We all know someone who has struggled to get to grips with technology. The early 90’s saw a technology boom, meaning that most people who were brought up in this generation were surrounded by technology in their everyday lives. This equally applies to those born after the year 2000, when iPads, tablets, and smartphones became commonplace.
Business intelligence consultancy specialists, Maplewave, are here to discuss how we can break down this digital barrier and help older people to get to grips with technology.
1. A digital divide
The digital divide is a problem for people of all ages in terms of social and economic inequalities. Although once it was due to financial inequalities disabling the access to technology, it has now shifted towards a knowledge gap. Once connected to their devices, the information presented to them instantly becomes a barrier.
There is a huge effort to develop new innovations in technology but those with the necessary skills for the job are lacking in numbers. Thus, creates the digital gap, where the demand for digital skills has outstripped the supply. With predictions that within 20 years, 90% of all jobs will require an element of digital skills to a sufficient degree, so the efforts to bridge that gap is gaining pace.
2. Getting to grips with new technology
It’s easy for the younger generations to grasp new developments in technology as it’s all we’ve ever known, we know the processes inside and out and can adapt out intuitiveness to suit the seemingly perpetual developments.
So, for those that didn’t go through childhood and adolescence whilst the digital boom was underway, learning about what the latest technology has to offer can be an intimidating experience. Generation X would’ve felt intimidated by the thought of learning how to use Microsoft Excel or getting to grips with printing, now, it’s more virtual reality, voice activated domestic robots and wireless charging.
A great way of bridging the gap between developments is building on existing knowledge. If the senior is already familiar with an aspect, use analogies like referring links to webpages to roads to other cities or web addresses to street addresses.
3. The online language
Implementing technologically-orientated words such as selfie or emoji may have reluctantly made their way into the Oxford Dictionaries at the displeasure of traditionalists, but that’s an indication of how much influence the internet has had on our lexicon contemporarily. As digital natives, we have adopted this as if it were a second skin, so when it comes to communicating with the elderly on the topic of technology, be sure to use simplified language.
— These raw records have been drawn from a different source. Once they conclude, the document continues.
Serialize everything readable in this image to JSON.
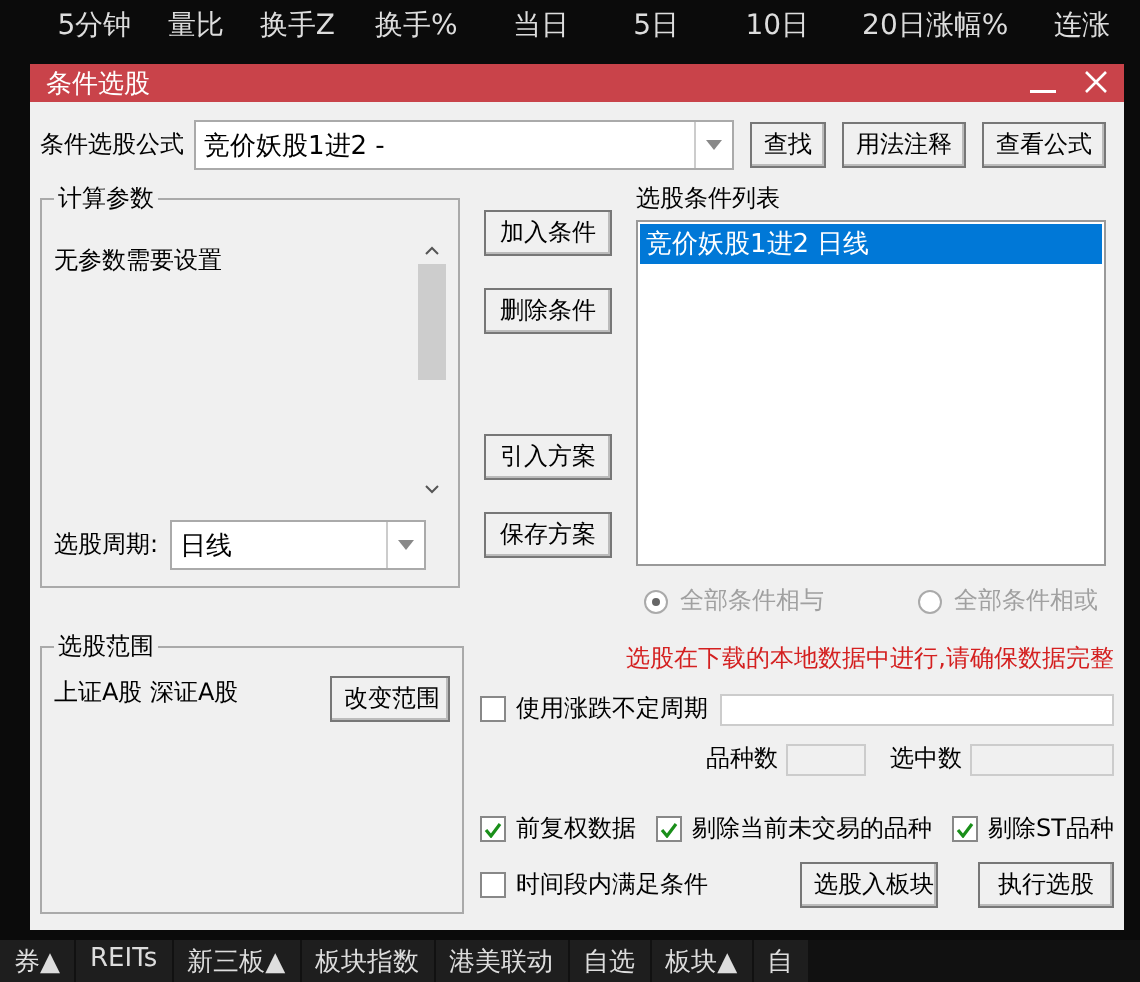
{
  "table": {
    "columns": [
      "5分钟",
      "量比",
      "换手Z",
      "换手%",
      "当日",
      "5日",
      "10日",
      "20日涨幅%",
      "连涨"
    ]
  },
  "dialog": {
    "title": "条件选股",
    "formula": {
      "label": "条件选股公式",
      "value": "竞价妖股1进2 -",
      "buttons": [
        "查找",
        "用法注释",
        "查看公式"
      ]
    },
    "params": {
      "title": "计算参数",
      "message": "无参数需要设置",
      "period_label": "选股周期:",
      "period_value": "日线"
    },
    "actions": [
      "加入条件",
      "删除条件",
      "引入方案",
      "保存方案"
    ],
    "conditions": {
      "title": "选股条件列表",
      "items": [
        {
          "label": "竞价妖股1进2  日线",
          "selected": true
        }
      ]
    },
    "logic": [
      {
        "label": "全部条件相与",
        "selected": true,
        "disabled": true
      },
      {
        "label": "全部条件相或",
        "selected": false,
        "disabled": true
      }
    ],
    "scope": {
      "title": "选股范围",
      "value": "上证A股 深证A股",
      "button": "改变范围"
    },
    "notice": "选股在下载的本地数据中进行,请确保数据完整",
    "variable_period": {
      "label": "使用涨跌不定周期",
      "checked": false
    },
    "counts": [
      {
        "label": "品种数"
      },
      {
        "label": "选中数"
      }
    ],
    "options": [
      {
        "label": "前复权数据",
        "checked": true
      },
      {
        "label": "剔除当前未交易的品种",
        "checked": true
      },
      {
        "label": "剔除ST品种",
        "checked": true
      }
    ],
    "time_range": {
      "label": "时间段内满足条件",
      "checked": false
    },
    "buttons": [
      "选股入板块",
      "执行选股"
    ]
  },
  "bottom_tabs": [
    "券▲",
    "REITs",
    "新三板▲",
    "板块指数",
    "港美联动",
    "自选",
    "板块▲",
    "自"
  ]
}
Although using jargon is usually deployed to make the explanation process more concise, it’ll stall or confuse the listener and cause the teaching to slow down.
4. Why is technology important for older people
With an estimated one in five over 50’s feeling as though they are being left behind by technology, it’s important for that demographic, which makes up a large chunk of any nations population, to begin coming to terms with the digital revolution. With fears that millions of over 50’s are struggling with economic inactivity as a result
It goes beyond just the financial aspects too, elements of loneliness and feeling out-of-sync with family members can often occur if the older generation hasn’t yet made the switch to the likes of Skype, Facetime or even WhatsApp. All of which being visual or verbal communicative apps where users can video or message each other from anywhere in the world providing they have a stable internet connection. It’s especially great for family times like Christmas or birthday’s if one of the family members is away travelling for leisure or work.
Although generally we welcome fresh innovations with open arms, it is worth noting that the consumers don’t move as quickly to match the pace.